20 March 2009
Ahead of World Water Day on 22 March, 20,000 people have gathered in Istanbul to discuss the world’s water problems. Not all are government ministers, NGO activists and water professionals. A party of noisy school kids jostle for space with the suits, clutching umbrellas and scooping up the literature on display. Most of it will end in the bin, but those scanning the headlines will see the same two words again and again: climate change.

Climate change and adaptation is a central topic of the 5th World Water Forum (WWF) in Istanbul. It is the lead theme for the political and thematic processes, and the topic in a High-Level Panel session. Staff from the Water Policy Programme at ODI were invited to present in a major session on adaptation on the back of four ‘water and climate change’ Background Notes prepared in the run up to the forum. The notes deal with adaptation planning, the sustainability of rural water supplies in sub-Saharan Africa (SSA), flood risk and food security. These, in turn, follow a DFID-funded meeting series hosted by ODI, which focuses on water and climate change issues in the final event.     

Is the overwhelming emphasis on water and climate change justified?
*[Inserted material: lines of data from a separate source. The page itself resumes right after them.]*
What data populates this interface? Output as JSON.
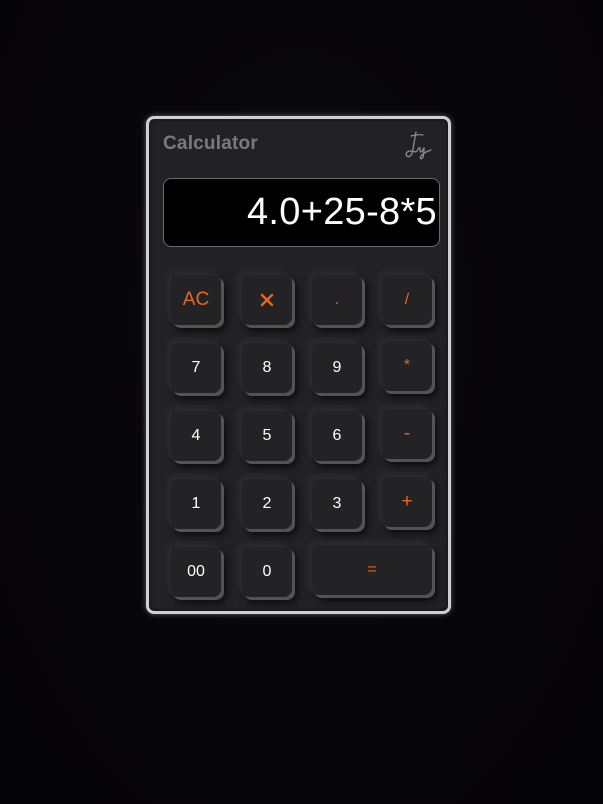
{
  "app": {
    "title": "Calculator"
  },
  "display": {
    "expression": "4.0+25-8*5"
  },
  "keys": {
    "row1": {
      "clear": "AC",
      "dot": ".",
      "divide": "/"
    },
    "row2": {
      "seven": "7",
      "eight": "8",
      "nine": "9",
      "multiply": "*"
    },
    "row3": {
      "four": "4",
      "five": "5",
      "six": "6",
      "subtract": "-"
    },
    "row4": {
      "one": "1",
      "two": "2",
      "three": "3",
      "add": "+"
    },
    "row5": {
      "double_zero": "00",
      "zero": "0",
      "equals": "="
    }
  },
  "icons": {
    "backspace": "close-icon",
    "signature": "signature-logo"
  },
  "colors": {
    "accent": "#e8661e",
    "body": "#222224",
    "display_bg": "#000000",
    "digit_text": "#ffffff",
    "title_text": "#7a7a7e"
  }
}
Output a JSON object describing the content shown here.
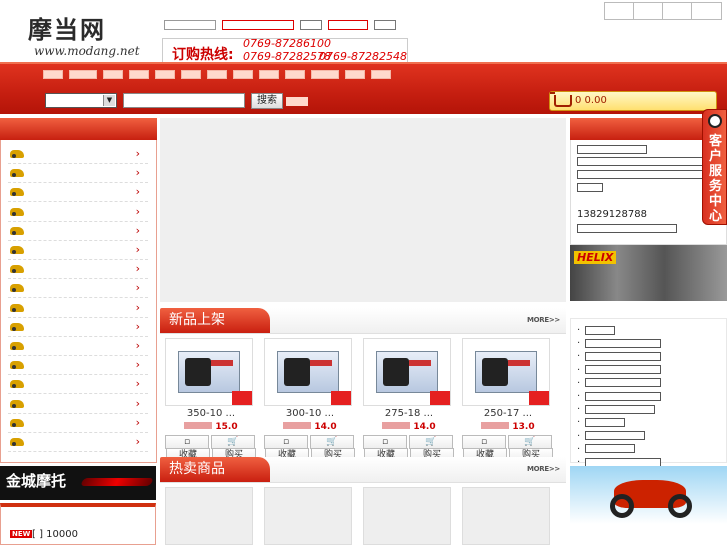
{
  "top_links": [
    "",
    "",
    "",
    ""
  ],
  "logo": {
    "cn": "摩当网",
    "en": "www.modang.net"
  },
  "header_info": {
    "parts": [
      "",
      "",
      "",
      "",
      "",
      ""
    ]
  },
  "hotline": {
    "label": "订购热线:",
    "phones": [
      "0769-87286100",
      "0769-87282578",
      "0769-87282548"
    ]
  },
  "nav_items": [
    "",
    "",
    "",
    "",
    "",
    "",
    "",
    "",
    "",
    "",
    "",
    "",
    ""
  ],
  "search": {
    "category": "",
    "placeholder": "",
    "button": "搜索",
    "advanced": ""
  },
  "cart": {
    "text": "  0         0.00"
  },
  "left_categories": [
    {
      "label": ""
    },
    {
      "label": ""
    },
    {
      "label": ""
    },
    {
      "label": ""
    },
    {
      "label": ""
    },
    {
      "label": ""
    },
    {
      "label": ""
    },
    {
      "label": ""
    },
    {
      "label": ""
    },
    {
      "label": ""
    },
    {
      "label": ""
    },
    {
      "label": ""
    },
    {
      "label": ""
    },
    {
      "label": ""
    },
    {
      "label": ""
    },
    {
      "label": ""
    }
  ],
  "left_banner": {
    "text": "金城摩托"
  },
  "news": {
    "badge": "NEW",
    "text": "[  ]              10000"
  },
  "new_products": {
    "title": "新品上架",
    "more": "MORE>>",
    "items": [
      {
        "name": "350-10 ...",
        "price": "15.0",
        "collect": "收藏",
        "buy": "购买"
      },
      {
        "name": "300-10 ...",
        "price": "14.0",
        "collect": "收藏",
        "buy": "购买"
      },
      {
        "name": "275-18 ...",
        "price": "14.0",
        "collect": "收藏",
        "buy": "购买"
      },
      {
        "name": "250-17 ...",
        "price": "13.0",
        "collect": "收藏",
        "buy": "购买"
      }
    ]
  },
  "hot_products": {
    "title": "热卖商品",
    "more": "MORE>>"
  },
  "right_info": {
    "tel": "   13829128788",
    "blocks": [
      "",
      "",
      "",
      "",
      ""
    ]
  },
  "right_banner": {
    "logo": "HELIX"
  },
  "right_list": [
    "",
    "",
    "",
    "",
    "",
    "",
    "",
    "",
    "",
    "",
    ""
  ],
  "service": {
    "text": "客户服务中心"
  },
  "colors": {
    "brand_red": "#d22a18",
    "price_red": "#cc0000"
  }
}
Certainly water is predicted to be the primary medium through which early climate change impacts will be felt by people, ecosystems and economies. Both observational records and climate projections provide strong evidence that freshwater resources are vulnerable, and have the potential to be strongly affected. However, the recent IPCC Technical Report on climate change and water recognises impacts on water have yet to be adequately addressed in either scientific analyses or water policy - an issue that will be discussed at a forthcoming meeting hosted by ODI in Parliament on 30 March.  

But nagging questions remain. How do we separate out the impacts of climate change from those related to socio-economic and demographic trends, and should we  deal with adaptation as a separate development issue? Separating impacts and responses is not easy, but it is clear that climate change is one of a number of pressures on water and livelihoods.

Take demographic change in sub-Saharan Africa. In contrast to the lack of knowledge on the direction and magnitude of hydrological changes under different climate change scenarios, the prospects of demographic change in the 21st century are known with some certainty. The population there  is expected to increase from 700 million in 2007 to 1100 million in 2030 and 1500 million by 2050, and populations will become increasingly urban. Overall water demand can therefore be expected to more than double in the first half of the 21st century, without considering rises in per capita demand for food and water. In Ethiopia, the figures are particularly alarming. The population is expected to increase from 77 million in 2007 to around 146 million by 2050, an increase of almost 90 per cent         

What are the implications for development, and for adaptation? There are perhaps two main conclusions. Firstly, treating development and adaptation as separate issues is misguided. In Ethiopia, extending access to secure water and sanitation, and reducing dependence on unprotected water sources, is central to both poverty reduction and adaptation. This is simply ‘good development in a hostile climate’, in a context where access to water rather than its absolute availability will remain key.

Yet despite all the calls for adaptation ‘mainstreaming’ - in Istanbul it is treated as a separate subject; other sessions in different halls focus on water management, water supply and sanitation, irrigation and disaster management. Second, a sense of perspective is needed. There is a real danger that climate change is crowding out other, inter-related concerns around demographic shifts, urbanisation, water pollution and changing land use. There are multiple pressures on water. Climate change is one of them.